While the drought may affect tourism, other area businesses are still hopeful their numbers will hold up. “Luckily, people still drink,” says Olympic slalom kayaker Eric Giddens, who owns and runs Kern River Brewing Co. with his wife and fellow Olympian Rebecca. “But it’s worse this year than last, and a bummer for the whole town.”
Giddens adds that Lake Isabella is getting lower and lower, such that “once lakeside buildings are now dirtside.” This means that the run below the lake is in jeopardy also. He adds that even now, typical high runoff season, you can barely get down the river in a kayak and that “it might not even get above 400 cfs this season, typically the bare bones minimum you need to get down it.”
While Giddens admits it might well have an effect on his brewery business with fewer visitors in town, he’s worried about paddling more than profit. “Our company keeps growing every year, even last year,” he says, adding that they’re currently building a new brewery behind their existing one and investing in a water-treatment system so they can re-use water. “But we’re always waiting for that one year when we don’t grow.”
But it really bothers him that he can’t go out and take his noon paddling lap. “It’s why we’re here,” he says. “Usually, between the Upper and Lower Kern you’re boating from April through September. Now we might not get any at all. And there’s no where else to go. The whole state is dismal. We need a big water year, and we need it soon.” Further illustrating the state of affairs, he adds that the state is asking people to not boil their Easter eggs this year.
Water officials say the lake levels are so low because it was already drained as low as possible last year, and this year’s lack of snowfall exasperated things. In fact, officials don’t even have models for how to operate the river at this level, putting outfitters in a lurch with many bowing out instead of trying to patchwork trips together.
“The operating levels last year were just comical,” River’s End owner Darron Nilsson told the Bakersfield California. “If I tried again this year, I think I’d be hurting my business in the long term with people thinking this is all the Kern has to offer.”
Beside Sierra South, other outfitters who do plan to give operations a go this year include Whitewater Voyages and Mountain & River Adventures, who hope to focus their efforts on a scenic section just below the main Lake Isabella dam. But that’s a far cry from what the river corridor is usually able to offer customers.
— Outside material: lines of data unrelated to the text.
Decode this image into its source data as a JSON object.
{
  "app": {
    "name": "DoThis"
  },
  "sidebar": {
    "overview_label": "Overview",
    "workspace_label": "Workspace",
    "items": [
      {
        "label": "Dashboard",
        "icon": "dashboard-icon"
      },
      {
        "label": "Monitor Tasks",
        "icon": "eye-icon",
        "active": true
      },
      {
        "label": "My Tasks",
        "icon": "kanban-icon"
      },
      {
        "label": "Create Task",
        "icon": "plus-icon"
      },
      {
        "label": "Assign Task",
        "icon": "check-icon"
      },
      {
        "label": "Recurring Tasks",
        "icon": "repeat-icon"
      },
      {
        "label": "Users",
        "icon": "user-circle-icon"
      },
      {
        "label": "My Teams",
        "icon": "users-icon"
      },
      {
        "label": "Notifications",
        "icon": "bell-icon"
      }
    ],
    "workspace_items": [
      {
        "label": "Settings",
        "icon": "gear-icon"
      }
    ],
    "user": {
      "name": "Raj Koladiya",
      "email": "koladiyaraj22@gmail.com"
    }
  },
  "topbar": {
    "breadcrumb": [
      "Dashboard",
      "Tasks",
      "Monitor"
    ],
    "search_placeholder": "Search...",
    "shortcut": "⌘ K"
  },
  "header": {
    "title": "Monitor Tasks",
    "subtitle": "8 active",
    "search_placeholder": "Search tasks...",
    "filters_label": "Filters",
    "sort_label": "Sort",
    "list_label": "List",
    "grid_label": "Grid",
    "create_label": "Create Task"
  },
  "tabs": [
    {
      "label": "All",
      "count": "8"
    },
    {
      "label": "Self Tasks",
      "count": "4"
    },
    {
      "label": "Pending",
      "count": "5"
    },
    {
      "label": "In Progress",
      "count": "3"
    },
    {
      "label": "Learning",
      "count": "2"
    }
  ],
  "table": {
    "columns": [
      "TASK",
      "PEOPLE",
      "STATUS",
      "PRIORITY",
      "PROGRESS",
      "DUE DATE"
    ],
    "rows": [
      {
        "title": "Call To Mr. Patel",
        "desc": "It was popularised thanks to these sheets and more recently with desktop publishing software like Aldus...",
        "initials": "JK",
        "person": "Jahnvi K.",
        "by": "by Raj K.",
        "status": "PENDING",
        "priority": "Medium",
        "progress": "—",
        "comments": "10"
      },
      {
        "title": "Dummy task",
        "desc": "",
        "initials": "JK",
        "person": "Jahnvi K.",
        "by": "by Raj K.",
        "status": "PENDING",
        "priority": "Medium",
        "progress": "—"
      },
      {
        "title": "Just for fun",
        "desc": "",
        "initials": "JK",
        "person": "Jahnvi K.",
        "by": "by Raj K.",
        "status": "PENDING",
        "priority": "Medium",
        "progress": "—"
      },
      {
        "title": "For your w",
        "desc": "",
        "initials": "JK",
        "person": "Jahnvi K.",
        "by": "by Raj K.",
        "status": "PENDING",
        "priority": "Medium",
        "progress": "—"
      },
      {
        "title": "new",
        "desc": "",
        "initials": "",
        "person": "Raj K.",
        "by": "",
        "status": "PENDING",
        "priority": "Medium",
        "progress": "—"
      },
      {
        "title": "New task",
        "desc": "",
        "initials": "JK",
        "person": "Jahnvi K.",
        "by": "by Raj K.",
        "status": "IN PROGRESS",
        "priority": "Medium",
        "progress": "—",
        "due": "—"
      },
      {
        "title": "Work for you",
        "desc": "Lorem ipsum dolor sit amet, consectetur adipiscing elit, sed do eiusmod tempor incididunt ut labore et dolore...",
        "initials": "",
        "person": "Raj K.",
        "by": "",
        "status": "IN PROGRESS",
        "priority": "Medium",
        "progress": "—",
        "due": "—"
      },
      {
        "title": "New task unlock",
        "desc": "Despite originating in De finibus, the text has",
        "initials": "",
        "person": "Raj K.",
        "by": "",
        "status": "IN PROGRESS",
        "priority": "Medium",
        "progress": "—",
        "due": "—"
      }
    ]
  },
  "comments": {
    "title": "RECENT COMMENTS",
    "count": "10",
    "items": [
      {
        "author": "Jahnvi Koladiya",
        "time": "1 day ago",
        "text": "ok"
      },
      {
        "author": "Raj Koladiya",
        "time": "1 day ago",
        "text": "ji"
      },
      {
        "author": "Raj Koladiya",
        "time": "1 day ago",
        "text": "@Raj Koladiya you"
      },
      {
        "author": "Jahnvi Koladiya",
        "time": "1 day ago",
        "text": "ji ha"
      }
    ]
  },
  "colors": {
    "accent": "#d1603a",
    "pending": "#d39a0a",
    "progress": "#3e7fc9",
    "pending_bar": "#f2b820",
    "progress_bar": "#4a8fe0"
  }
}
Still, like river runners everywhere who learn to go with the flow, most involved are staying open-minded. Says Moore: “We’re one year closer to the next wet year.”